Identity debate rouses passions of French public
ANALYSIS:A bout of French introspection has quickly become a debate about immigration writes RUADHÁN MacCORMAIC
WHAT DOES it mean to be French? What sets them apart? What values unite them? The philosophical underpinnings of national identity may be a topic more commonly contested in the rarefied pages of social theory journals than in the lead slot on the evening news bulletins, but in the past few weeks it has become a staple of national conversation in France and the source of a political row that has exposed some of the country’s most enduring complexes.
It began late last month when Éric Besson, the minister for immigration and national identity, announced a three-month debate to establish what unifying values underlay modern France. There was a need to redefine familiar concepts of citizenship and belonging after decades of major social change, he declared, and the task of deciding the country’s “collective future” should fall not to government, but to the French people. “We must reaffirm the values of national identity and pride in being French,” Besson said. “This debate doesn’t scare me.”
And so he opened it to the floor. Over the next three months, discussions are to take place at hundreds of locally organised town-hall meetings involving teachers, trade unionists, employers, children and anyone else who wants to have their say.
Their views will then be collated and synthesised in a report to be published by the minister at a special conference next February. A website has also been created on “ le grand débat sur l’identité nationale”, where luminaries from French public life and ordinary citizens can express a view on the meaning of Frenchness.
In Ireland, one of the surest ways to ensure a debate never happens is to call for one. Not in France, where Besson’s appeal has been taken up with enthusiasm. Identity has become the master noun of the media cycle, with politicians being routinely asked for their stance and commuters being harried for a soundbite at every turn.
Le Mondenewspaper ran a special supplement on the topic last weekend, with contributions from philosophers and historians, but the popular press has been quick into the fray as well. Traffic to the official website has been brisk, with 25,000 contributions from visitors being logged in its first week after going live.
“What defines the French is . . . strikes,” ruminated “nikkorp”. For one earnest pedant, decent grammar was the key.
What explains the longevity of the story, however, is not simply a gratifying public fervour for the finer theoretical points of identity acquisition, but a row over the government’s motivation in broaching the idea in the first place.
Among the topics up for discussion at the local meetings will be the Muslim head scarf, whether France should adopt “integration contracts”, whether applicants for citizenship should be required to demonstrate proficiency in the language and an understanding of French values, and whether schoolchildren should sing La Marseillaiseonce a year.
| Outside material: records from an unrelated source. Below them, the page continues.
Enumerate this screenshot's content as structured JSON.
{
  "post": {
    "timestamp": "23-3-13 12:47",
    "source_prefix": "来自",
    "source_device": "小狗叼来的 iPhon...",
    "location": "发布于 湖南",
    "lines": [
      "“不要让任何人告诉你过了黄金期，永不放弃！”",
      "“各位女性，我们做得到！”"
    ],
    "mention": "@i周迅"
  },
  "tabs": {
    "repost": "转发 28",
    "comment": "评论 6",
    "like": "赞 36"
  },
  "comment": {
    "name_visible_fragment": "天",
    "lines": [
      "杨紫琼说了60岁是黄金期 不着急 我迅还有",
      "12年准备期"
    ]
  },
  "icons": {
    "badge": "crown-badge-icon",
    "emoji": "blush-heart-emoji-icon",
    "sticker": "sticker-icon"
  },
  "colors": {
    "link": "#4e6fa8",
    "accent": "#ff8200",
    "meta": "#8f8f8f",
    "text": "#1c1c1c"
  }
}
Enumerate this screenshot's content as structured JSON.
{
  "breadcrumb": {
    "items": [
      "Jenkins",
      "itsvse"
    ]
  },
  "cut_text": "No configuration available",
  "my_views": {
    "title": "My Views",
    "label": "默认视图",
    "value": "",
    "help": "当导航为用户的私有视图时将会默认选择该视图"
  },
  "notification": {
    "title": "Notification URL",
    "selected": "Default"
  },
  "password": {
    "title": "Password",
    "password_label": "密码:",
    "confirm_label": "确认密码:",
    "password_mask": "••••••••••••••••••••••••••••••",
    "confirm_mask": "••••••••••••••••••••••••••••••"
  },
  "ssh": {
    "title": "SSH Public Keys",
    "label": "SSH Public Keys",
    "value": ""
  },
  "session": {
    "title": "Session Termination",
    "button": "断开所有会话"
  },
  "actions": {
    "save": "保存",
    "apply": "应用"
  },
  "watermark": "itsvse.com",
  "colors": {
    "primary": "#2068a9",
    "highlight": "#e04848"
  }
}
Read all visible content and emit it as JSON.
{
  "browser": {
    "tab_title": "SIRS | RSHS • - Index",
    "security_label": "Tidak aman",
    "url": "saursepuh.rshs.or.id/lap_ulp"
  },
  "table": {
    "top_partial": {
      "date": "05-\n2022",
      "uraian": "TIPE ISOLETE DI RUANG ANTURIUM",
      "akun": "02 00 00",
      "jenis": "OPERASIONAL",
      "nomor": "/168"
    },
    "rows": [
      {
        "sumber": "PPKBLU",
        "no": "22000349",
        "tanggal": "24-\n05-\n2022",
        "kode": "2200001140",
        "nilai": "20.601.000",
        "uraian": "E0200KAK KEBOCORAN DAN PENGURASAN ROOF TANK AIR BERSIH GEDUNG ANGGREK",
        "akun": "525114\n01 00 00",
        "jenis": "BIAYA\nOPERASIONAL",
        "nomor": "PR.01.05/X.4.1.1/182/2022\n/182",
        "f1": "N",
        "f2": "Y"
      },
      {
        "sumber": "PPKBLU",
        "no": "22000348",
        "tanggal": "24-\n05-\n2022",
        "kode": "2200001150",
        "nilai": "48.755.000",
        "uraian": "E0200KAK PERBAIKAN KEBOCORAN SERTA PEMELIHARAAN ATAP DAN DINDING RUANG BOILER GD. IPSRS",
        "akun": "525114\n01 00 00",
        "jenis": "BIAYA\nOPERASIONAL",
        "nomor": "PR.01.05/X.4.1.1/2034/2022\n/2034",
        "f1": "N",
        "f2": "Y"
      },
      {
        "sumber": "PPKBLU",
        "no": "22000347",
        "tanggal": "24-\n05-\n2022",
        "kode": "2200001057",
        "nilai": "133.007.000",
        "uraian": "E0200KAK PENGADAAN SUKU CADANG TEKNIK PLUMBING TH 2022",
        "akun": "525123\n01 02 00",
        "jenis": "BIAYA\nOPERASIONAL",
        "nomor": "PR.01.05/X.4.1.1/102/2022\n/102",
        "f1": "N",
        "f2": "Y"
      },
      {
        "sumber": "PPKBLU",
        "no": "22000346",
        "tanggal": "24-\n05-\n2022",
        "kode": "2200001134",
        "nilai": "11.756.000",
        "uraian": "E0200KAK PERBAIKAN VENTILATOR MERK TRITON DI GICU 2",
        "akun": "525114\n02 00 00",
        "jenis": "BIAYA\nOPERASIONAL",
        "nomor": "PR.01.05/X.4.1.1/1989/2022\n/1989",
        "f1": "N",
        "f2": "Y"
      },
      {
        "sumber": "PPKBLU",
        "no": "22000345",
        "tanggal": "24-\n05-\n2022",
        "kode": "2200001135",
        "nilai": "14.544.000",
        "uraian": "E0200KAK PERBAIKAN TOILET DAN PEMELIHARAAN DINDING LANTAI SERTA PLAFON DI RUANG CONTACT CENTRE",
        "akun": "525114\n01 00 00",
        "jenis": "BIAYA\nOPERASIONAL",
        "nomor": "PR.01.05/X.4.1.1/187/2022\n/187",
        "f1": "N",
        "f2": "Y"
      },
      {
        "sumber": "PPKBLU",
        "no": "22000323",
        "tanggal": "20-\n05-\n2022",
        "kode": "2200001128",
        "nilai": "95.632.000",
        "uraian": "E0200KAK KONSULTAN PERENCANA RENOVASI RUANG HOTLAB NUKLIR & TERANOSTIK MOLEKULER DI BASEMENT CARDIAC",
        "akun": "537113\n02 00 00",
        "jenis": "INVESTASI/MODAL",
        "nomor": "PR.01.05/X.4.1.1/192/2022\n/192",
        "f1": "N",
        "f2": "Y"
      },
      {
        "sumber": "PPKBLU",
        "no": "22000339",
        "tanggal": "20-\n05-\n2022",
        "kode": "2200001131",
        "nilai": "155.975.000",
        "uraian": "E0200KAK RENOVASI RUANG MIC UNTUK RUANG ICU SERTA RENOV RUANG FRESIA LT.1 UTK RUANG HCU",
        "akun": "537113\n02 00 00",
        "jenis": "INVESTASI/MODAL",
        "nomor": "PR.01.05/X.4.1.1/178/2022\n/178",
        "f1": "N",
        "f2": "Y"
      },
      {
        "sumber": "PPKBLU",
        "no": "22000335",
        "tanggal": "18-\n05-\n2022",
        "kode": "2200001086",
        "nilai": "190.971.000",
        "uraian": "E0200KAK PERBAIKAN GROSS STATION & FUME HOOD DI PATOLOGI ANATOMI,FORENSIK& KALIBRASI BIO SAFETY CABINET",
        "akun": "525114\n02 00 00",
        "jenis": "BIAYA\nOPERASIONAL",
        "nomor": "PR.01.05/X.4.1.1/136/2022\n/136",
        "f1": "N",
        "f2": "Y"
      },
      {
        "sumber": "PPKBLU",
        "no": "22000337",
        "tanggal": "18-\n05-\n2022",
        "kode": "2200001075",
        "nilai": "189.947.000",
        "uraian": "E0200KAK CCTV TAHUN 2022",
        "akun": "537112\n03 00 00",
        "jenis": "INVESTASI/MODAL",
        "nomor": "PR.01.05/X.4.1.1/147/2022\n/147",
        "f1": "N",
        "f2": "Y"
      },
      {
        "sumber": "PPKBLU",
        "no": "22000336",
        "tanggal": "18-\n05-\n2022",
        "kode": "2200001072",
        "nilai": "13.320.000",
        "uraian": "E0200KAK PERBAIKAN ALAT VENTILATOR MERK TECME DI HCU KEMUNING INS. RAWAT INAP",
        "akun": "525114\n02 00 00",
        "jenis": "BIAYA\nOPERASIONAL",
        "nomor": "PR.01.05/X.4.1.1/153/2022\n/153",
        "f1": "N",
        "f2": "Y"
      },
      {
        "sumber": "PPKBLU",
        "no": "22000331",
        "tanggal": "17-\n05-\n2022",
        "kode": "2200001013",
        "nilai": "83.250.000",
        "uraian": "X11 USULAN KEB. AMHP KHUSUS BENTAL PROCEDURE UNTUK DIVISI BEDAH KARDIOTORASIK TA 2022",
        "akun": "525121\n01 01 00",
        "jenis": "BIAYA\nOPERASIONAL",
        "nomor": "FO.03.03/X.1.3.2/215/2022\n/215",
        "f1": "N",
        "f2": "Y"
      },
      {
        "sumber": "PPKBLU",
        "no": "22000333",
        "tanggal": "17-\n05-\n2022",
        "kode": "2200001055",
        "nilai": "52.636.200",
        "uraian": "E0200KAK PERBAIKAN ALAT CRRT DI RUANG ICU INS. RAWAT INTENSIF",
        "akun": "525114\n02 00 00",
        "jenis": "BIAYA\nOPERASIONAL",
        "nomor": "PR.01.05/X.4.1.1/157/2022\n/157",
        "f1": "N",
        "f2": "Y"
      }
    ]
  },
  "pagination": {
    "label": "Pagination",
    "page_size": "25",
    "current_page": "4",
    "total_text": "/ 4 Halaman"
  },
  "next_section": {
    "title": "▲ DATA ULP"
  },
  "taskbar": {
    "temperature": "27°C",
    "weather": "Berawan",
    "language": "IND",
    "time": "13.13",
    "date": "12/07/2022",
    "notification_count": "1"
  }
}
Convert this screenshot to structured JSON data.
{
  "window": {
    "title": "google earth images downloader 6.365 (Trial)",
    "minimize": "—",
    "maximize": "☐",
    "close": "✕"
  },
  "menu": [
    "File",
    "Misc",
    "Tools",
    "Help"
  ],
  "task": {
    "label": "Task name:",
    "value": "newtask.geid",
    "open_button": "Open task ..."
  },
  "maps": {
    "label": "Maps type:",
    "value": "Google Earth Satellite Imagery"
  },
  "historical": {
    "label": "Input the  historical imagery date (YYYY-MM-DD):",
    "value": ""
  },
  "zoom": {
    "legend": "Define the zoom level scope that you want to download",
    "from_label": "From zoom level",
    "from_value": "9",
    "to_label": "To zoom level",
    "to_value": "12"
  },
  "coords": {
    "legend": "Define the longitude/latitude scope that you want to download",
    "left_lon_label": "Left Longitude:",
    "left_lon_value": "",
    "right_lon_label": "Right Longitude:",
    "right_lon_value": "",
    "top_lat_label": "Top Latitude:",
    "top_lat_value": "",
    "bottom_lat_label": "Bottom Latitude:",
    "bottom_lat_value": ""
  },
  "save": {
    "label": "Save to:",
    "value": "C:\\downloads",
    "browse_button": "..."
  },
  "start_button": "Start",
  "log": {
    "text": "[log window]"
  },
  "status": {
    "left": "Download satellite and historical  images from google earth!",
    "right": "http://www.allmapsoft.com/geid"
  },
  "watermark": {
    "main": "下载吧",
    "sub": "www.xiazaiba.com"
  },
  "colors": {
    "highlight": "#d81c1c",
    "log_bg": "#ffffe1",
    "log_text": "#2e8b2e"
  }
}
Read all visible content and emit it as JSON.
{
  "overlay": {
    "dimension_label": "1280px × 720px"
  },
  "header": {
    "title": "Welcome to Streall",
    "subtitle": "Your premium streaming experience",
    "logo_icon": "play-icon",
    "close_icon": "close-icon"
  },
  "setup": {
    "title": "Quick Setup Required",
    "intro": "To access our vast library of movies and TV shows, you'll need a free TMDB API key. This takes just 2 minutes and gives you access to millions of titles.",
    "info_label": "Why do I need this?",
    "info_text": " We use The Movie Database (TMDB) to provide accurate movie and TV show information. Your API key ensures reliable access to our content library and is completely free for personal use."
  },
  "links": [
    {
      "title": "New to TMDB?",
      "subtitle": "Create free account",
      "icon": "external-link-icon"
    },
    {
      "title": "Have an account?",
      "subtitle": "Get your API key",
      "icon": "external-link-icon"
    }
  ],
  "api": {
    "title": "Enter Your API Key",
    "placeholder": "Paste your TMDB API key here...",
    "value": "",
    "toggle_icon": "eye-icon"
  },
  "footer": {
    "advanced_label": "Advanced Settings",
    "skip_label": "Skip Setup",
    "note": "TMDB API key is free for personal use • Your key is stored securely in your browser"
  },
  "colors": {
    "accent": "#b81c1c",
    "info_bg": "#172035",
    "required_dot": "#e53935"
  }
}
The debate has pleased conservatives, incensed the communists and divided opinion in the Socialist Party (though the leadership has said it will not participate, former presidential candidate Ségolène Royal has embraced it). And as for the general public, 60 per cent of respondents to a poll for Le Parisienapproved of the government’s idea, despite a similar number saying they regarded it “above all as an electoral tool”.
For President Nicolas Sarkozy’s critics, the debate – framed as one on national identity when it is self-evidently about immigration, they say – is a cynical attempt to counter the threat of the National Front by appropriating its signature issue at a time when the president’s approval ratings are at their lowest level since he took office in 2007.
In particular, they claim the initiative is an attempt to divert attention from two controversies that wounded Sarkozy in recent weeks: the furore over a book in which culture minister Frédéric Mitterrand wrote about paying young male prostitutes in Thailand, followed by news that the president’s 23-year-old son, Jean Sarkozy, was a candidate for the chairmanship of the agency that runs La Défense, the financial district west of Paris.
But Sarkozy, who made national identity one of the themes of his victorious campaign in 2007, has resolutely defended the initiative. “France has a particular identity which is not above the others but which is its own, and I don’t understand how anyone could hesitate about saying the words ‘French national identity’,” he remarked.
Recalling a point often made by immigration specialists in Ireland, his prime minister Francois Fillon has added that if immigrants are going to be asked to integrate into French society, it should be established what it is they’ll be integrating into.
Whatever the motivation behind it, the initiative has also prompted substantive argument on a traditionally fraught topic. Many are uncomfortable with the fact that the debate is being led by the minister for immigration (whose brief includes national identity), and suggest it would be more appropriate for the department of education or culture to take the lead. The government argues that this terrain should be reclaimed for the political mainstream from the extreme, and points out that the debate is open to all those living in France.
But some on the left resent the prescriptive intent behind a debate set on the government’s terms. If the report sketches an ideal that generations of French immigrants cannot live up to, does that mean they are to blame for undermining French national identity?
Behind the political manoeuvring from both sides in recent weeks are two major issues – national identity and social integration – that most French politicians agree need to be discussed. It would be ironic if the row over “ le grand débat” ended up postponing that discussion even further.
Ruadhán Mac Cormaic is Paris Correspondent